The Department of Labor invited “comment on the application of the out-of-pocket limitation to the use of reference-based pricing.”

B.  Major medical plans without inpatient hospital coverage

Coverage is deemed to provide minimum value if the “percentage of the total allowed costs of benefits provided under a group health plan” is at least 60% of all plan benefits, without regard to co-pays, deductibles, co-insurance, and employee premium contributions. Under a final rule issued by the Department of Health and Human Services (HHS), the “percentage of the total allowed costs of benefits provided under a group health plan” is defined as—

  1. The anticipated covered medical spending for essential health benefits (EHB) coverage … paid by a health plan for a standard population,
  2. Computed in accordance with the plan’s cost-sharing, and
  3. Divided by the total anticipated allowed charges for EHB coverage provided to a standard population.

EHB includes a list of 10 categories of coverage that individual and small group plans must cover. While self-funded groups and large fully insured groups are not required to cover all EHBs, whether they provide minimum value is determined by comparing the benefit provided to a benchmark set of EHBs. (For a detailed, though slightly dated, explanation of how these rules work, please see our previous post on this issue).

Among other methods, HHS permits employers to determine minimum value using an on-line calculator. Employers can input a set of standard plan design parameters, for which the calculator will return a value. If the value is 60% or greater, the plan is deemed to provide minimum value.

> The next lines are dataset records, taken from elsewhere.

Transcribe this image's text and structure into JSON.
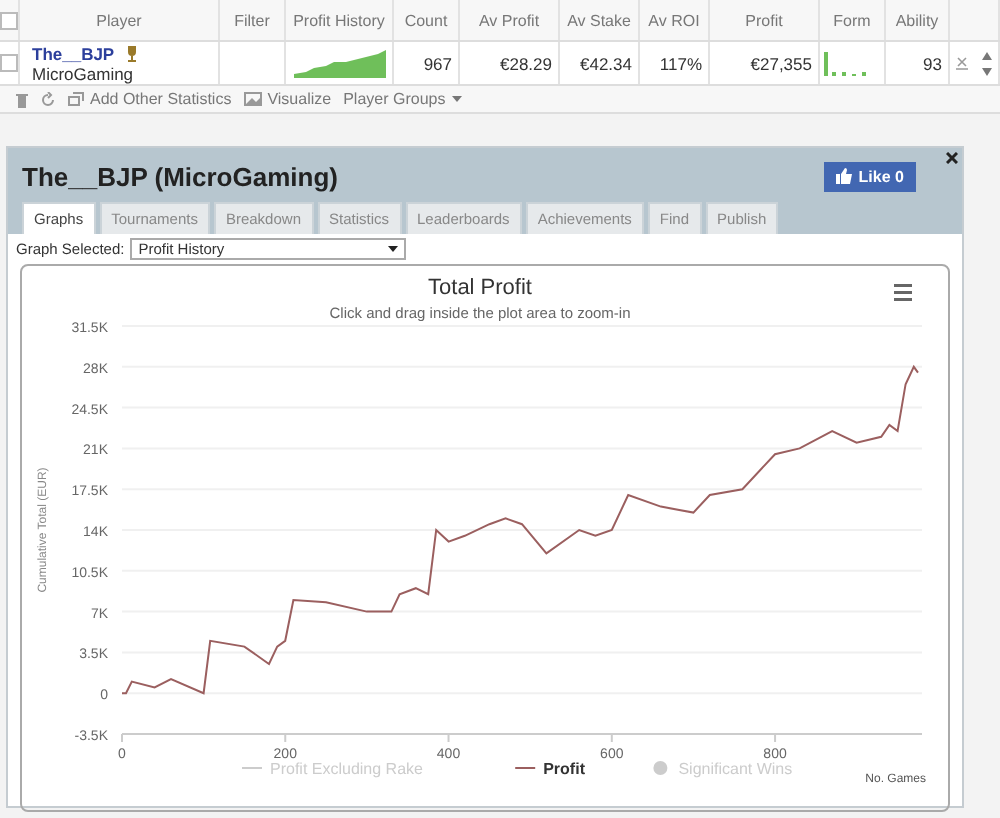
{
  "table": {
    "all_checked": false,
    "columns": [
      "Player",
      "Filter",
      "Profit History",
      "Count",
      "Av Profit",
      "Av Stake",
      "Av ROI",
      "Profit",
      "Form",
      "Ability"
    ],
    "rows": [
      {
        "checked": false,
        "player": "The__BJP",
        "network": "MicroGaming",
        "count": "967",
        "av_profit": "€28.29",
        "av_stake": "€42.34",
        "av_roi": "117%",
        "profit": "€27,355",
        "ability": "93"
      }
    ]
  },
  "toolbar": {
    "add_statistics": "Add Other Statistics",
    "visualize": "Visualize",
    "player_groups": "Player Groups"
  },
  "panel": {
    "title": "The__BJP (MicroGaming)",
    "like": {
      "label": "Like",
      "count": "0"
    },
    "tabs": [
      {
        "label": "Graphs",
        "selected": true
      },
      {
        "label": "Tournaments",
        "selected": false
      },
      {
        "label": "Breakdown",
        "selected": false
      },
      {
        "label": "Statistics",
        "selected": false
      },
      {
        "label": "Leaderboards",
        "selected": false
      },
      {
        "label": "Achievements",
        "selected": false
      },
      {
        "label": "Find",
        "selected": false
      },
      {
        "label": "Publish",
        "selected": false
      }
    ],
    "graph_selector": {
      "label": "Graph Selected:",
      "value": "Profit History"
    },
    "chart": {
      "subtitle": "Click and drag inside the plot area to zoom-in",
      "legend": [
        {
          "label": "Profit Excluding Rake",
          "kind": "line",
          "visible": false
        },
        {
          "kind": "series",
          "visible": true
        },
        {
          "label": "Significant Wins",
          "kind": "marker",
          "visible": false
        }
      ],
      "chart_data": {
        "type": "line",
        "title": "Total Profit",
        "xlabel": "No. Games",
        "ylabel": "Cumulative Total (EUR)",
        "x": [
          0,
          5,
          12,
          40,
          60,
          100,
          108,
          150,
          180,
          190,
          200,
          210,
          250,
          300,
          330,
          340,
          360,
          375,
          385,
          400,
          420,
          450,
          470,
          490,
          520,
          560,
          580,
          600,
          620,
          660,
          700,
          720,
          760,
          800,
          830,
          870,
          900,
          930,
          940,
          950,
          960,
          970,
          975
        ],
        "series": [
          {
            "name": "Profit",
            "color": "#9b5f5f",
            "values": [
              0,
              0,
              1000,
              500,
              1200,
              0,
              4500,
              4000,
              2500,
              4000,
              4500,
              8000,
              7800,
              7000,
              7000,
              8500,
              9000,
              8500,
              14000,
              13000,
              13500,
              14500,
              15000,
              14500,
              12000,
              14000,
              13500,
              14000,
              17000,
              16000,
              15500,
              17000,
              17500,
              20500,
              21000,
              22500,
              21500,
              22000,
              23000,
              22500,
              26500,
              28000,
              27500
            ]
          }
        ],
        "grid": true,
        "xlim": [
          0,
          980
        ],
        "ylim": [
          -3500,
          31500
        ],
        "xticks": [
          0,
          200,
          400,
          600,
          800
        ],
        "yticks": [
          {
            "value": -3500,
            "label": "-3.5K"
          },
          {
            "value": 0,
            "label": "0"
          },
          {
            "value": 3500,
            "label": "3.5K"
          },
          {
            "value": 7000,
            "label": "7K"
          },
          {
            "value": 10500,
            "label": "10.5K"
          },
          {
            "value": 14000,
            "label": "14K"
          },
          {
            "value": 17500,
            "label": "17.5K"
          },
          {
            "value": 21000,
            "label": "21K"
          },
          {
            "value": 24500,
            "label": "24.5K"
          },
          {
            "value": 28000,
            "label": "28K"
          },
          {
            "value": 31500,
            "label": "31.5K"
          }
        ]
      }
    }
  }
}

Certain plans offered on a self-funded basis have been able to remove inpatient hospital services from coverage and still get to a calculator-determined value of greater than 60%. This design results in an aggregate premium cost of less than half of that charged for traditional, major medical coverage. But the approach has others scratching their heads. In an earlier notice (Notice 2012-31), the Treasury Department and the IRS proposed that, for an employer-sponsored plan to provide minimum value, it would be required to cover four core categories of benefits: physician and mid-level practitioner care, hospital and emergency room services, pharmacy benefits, and laboratory and imaging services. This requirement was not carried over into the final rule, which instead relied on a comparison to EHB benchmarks. So, for now at least, these arrangements do appear to provide minimum value.

While there is every reason to believe that the regulators are fully aware of these plans, there is no indication as of the date of this post that they consider them abusive or otherwise see a problem. This could change, of course.

NOTE: There is a variant of this design that seeks to replace inpatient hospital services with a hospital indemnity feature that would pay a set dollar amount per day of inpatient hospitalization. Hospital indemnity arrangements are generally “excepted benefits” that are not subject to the Act. But this is true only when the benefit is not coordinated with other major medical coverage. So it’s hard to see how such a feature would not run afoul of the bar on annual limits, for example.

C.  Limited network arrangements

While the reference pricing models and the plans that dispense with inpatient hospital services are generally self-funded plans, this last approach is usually offered on a fully-insured basis. As the title implies, these plans are in most ways indistinguishable from any other major medical plan, except the covered individuals are restricted to a narrow set of in-patient providers.